One of the selections at a recent Christmas concert was a version of Ave Maria, the angel Gabriel’s salutation to Mary at the Annuncition.  Several people mentioned to me that it was not the version they knew.  They were familiar with the Franz Schubert setting* of the Angelic Salutation but not the Bach-Gounod that was being presented.  Though both are beautiful I have always preferred the unlikely combination of the great Baroque composer and the French romantic.

In 1853 Charles Gounod took the opening prelude from Bach’s Das Wohltemperirte Clavier of 1722, altered it slightly and superimposed an improvised melody over it.  It was published as an instrumental piece with the title Méditation sur le Premier Prélude de Piano de S. Bach.  In 1859 music publisher Jacques Léopold Heugel issued it as a vocal piece using the Ave Maria as the text.  It has since become a favourite of singers (instrumentalists) in arrangements for various instrumental combination from guitar to organ to full symphony orchestra.

Here is a version sung by Kathleen Battle with Christopher Parkening on guitar.

I thought it would be interesting to hear just the Bach prelude as it originally sounded.  It’s played here by Glenn Gould in that highly individual style that was a mark of all his playing but particularly his Bach.

And while searching around I found this rather amusing and ultimately touching version by Bobby McFerrin and the audience at a Montreal concert in 2005.

*It should be noted that Schubert’s piece was composed as part of a song cycle based on Sir Walter Scott’s The Lady of the Lake.  It is a setting Ellen’s prayer to the Virgin Mary from a German translation of this story of Scottish clans and clashes.  It was only later that it was adapted as a setting of the Latin prayer.  Like the Bach-Gounod it was never intended as a sacred piece or for liturgical use.

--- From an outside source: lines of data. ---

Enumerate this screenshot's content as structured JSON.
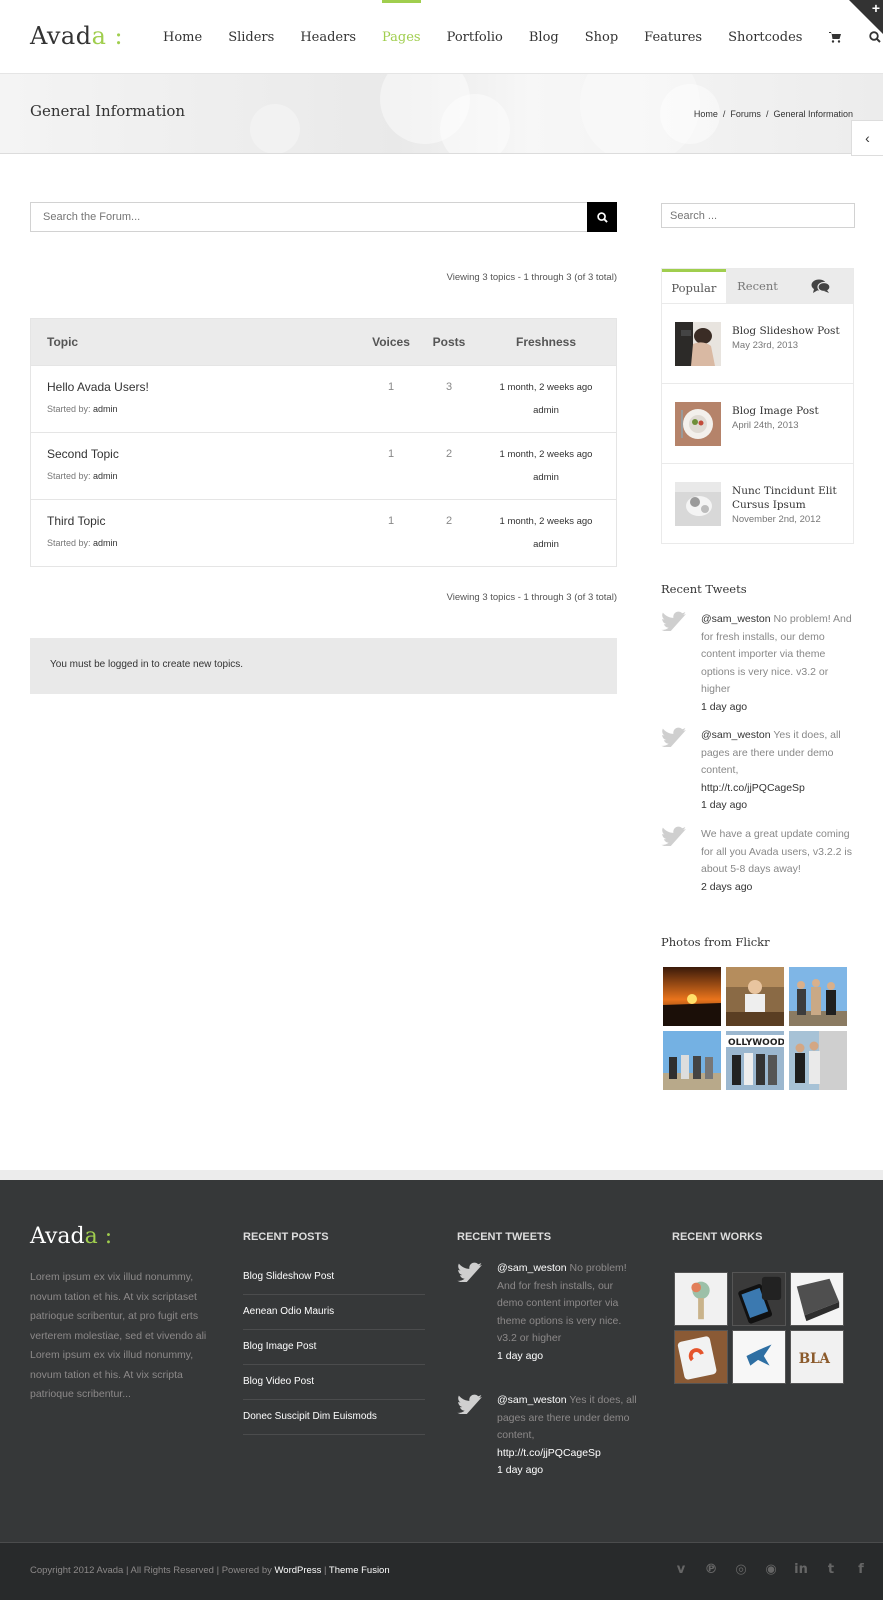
{
  "brand": {
    "logo_main": "Avada",
    "logo_accent": "a :",
    "logo_prefix": "Avad",
    "accent_color": "#a0ce4e"
  },
  "nav": {
    "items": [
      {
        "label": "Home"
      },
      {
        "label": "Sliders"
      },
      {
        "label": "Headers"
      },
      {
        "label": "Pages",
        "active": true
      },
      {
        "label": "Portfolio"
      },
      {
        "label": "Blog"
      },
      {
        "label": "Shop"
      },
      {
        "label": "Features"
      },
      {
        "label": "Shortcodes"
      }
    ],
    "cart_icon": "cart-icon",
    "search_icon": "search-icon"
  },
  "titlebar": {
    "title": "General Information",
    "breadcrumb": [
      "Home",
      "/",
      "Forums",
      "/",
      "General Information"
    ]
  },
  "forum": {
    "search_placeholder": "Search the Forum...",
    "viewing_top": "Viewing 3 topics - 1 through 3 (of 3 total)",
    "viewing_bottom": "Viewing 3 topics - 1 through 3 (of 3 total)",
    "headers": {
      "topic": "Topic",
      "voices": "Voices",
      "posts": "Posts",
      "freshness": "Freshness"
    },
    "started_label": "Started by:",
    "topics": [
      {
        "title": "Hello Avada Users!",
        "author": "admin",
        "voices": "1",
        "posts": "3",
        "freshness": "1 month, 2 weeks ago",
        "last_by": "admin"
      },
      {
        "title": "Second Topic",
        "author": "admin",
        "voices": "1",
        "posts": "2",
        "freshness": "1 month, 2 weeks ago",
        "last_by": "admin"
      },
      {
        "title": "Third Topic",
        "author": "admin",
        "voices": "1",
        "posts": "2",
        "freshness": "1 month, 2 weeks ago",
        "last_by": "admin"
      }
    ],
    "login_notice": "You must be logged in to create new topics."
  },
  "sidebar": {
    "search_placeholder": "Search ...",
    "tabs": {
      "popular": "Popular",
      "recent": "Recent",
      "comments_icon": "comments-icon"
    },
    "popular_posts": [
      {
        "title": "Blog Slideshow Post",
        "date": "May 23rd, 2013"
      },
      {
        "title": "Blog Image Post",
        "date": "April 24th, 2013"
      },
      {
        "title": "Nunc Tincidunt Elit Cursus Ipsum",
        "date": "November 2nd, 2012"
      }
    ],
    "tweets_title": "Recent Tweets",
    "tweets": [
      {
        "handle": "@sam_weston",
        "text": " No problem! And for fresh installs, our demo content importer via theme options is very nice. v3.2 or higher",
        "link": "",
        "ago": "1 day ago"
      },
      {
        "handle": "@sam_weston",
        "text": " Yes it does, all pages are there under demo content, ",
        "link": "http://t.co/jjPQCageSp",
        "ago": "1 day ago"
      },
      {
        "handle": "",
        "text": "We have a great update coming for all you Avada users, v3.2.2 is about 5-8 days away!",
        "link": "",
        "ago": "2 days ago"
      }
    ],
    "flickr_title": "Photos from Flickr"
  },
  "footer": {
    "about": "Lorem ipsum ex vix illud nonummy, novum tation et his. At vix scriptaset patrioque scribentur, at pro fugit erts verterem molestiae, sed et vivendo ali Lorem ipsum ex vix illud nonummy, novum tation et his. At vix scripta patrioque scribentur...",
    "recent_posts_title": "RECENT POSTS",
    "recent_posts": [
      "Blog Slideshow Post",
      "Aenean Odio Mauris",
      "Blog Image Post",
      "Blog Video Post",
      "Donec Suscipit Dim Euismods"
    ],
    "recent_tweets_title": "RECENT TWEETS",
    "tweets": [
      {
        "handle": "@sam_weston",
        "text": " No problem! And for fresh installs, our demo content importer via theme options is very nice. v3.2 or higher",
        "link": "",
        "ago": "1 day ago"
      },
      {
        "handle": "@sam_weston",
        "text": " Yes it does, all pages are there under demo content, ",
        "link": "http://t.co/jjPQCageSp",
        "ago": "1 day ago"
      }
    ],
    "recent_works_title": "RECENT WORKS",
    "copyright_prefix": "Copyright 2012 Avada | All Rights Reserved | Powered by ",
    "copyright_link1": "WordPress",
    "copyright_sep": " | ",
    "copyright_link2": "Theme Fusion",
    "social_icons": [
      "vimeo-icon",
      "pinterest-icon",
      "dribbble-icon",
      "rss-icon",
      "linkedin-icon",
      "tumblr-icon",
      "facebook-icon"
    ]
  }
}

On this day in 1812:   The New Orleans, the first steamboat on the Ohio River or the Mississippi River arrives its namesake, New Orleans, 82 days after departing from Pittsburgh.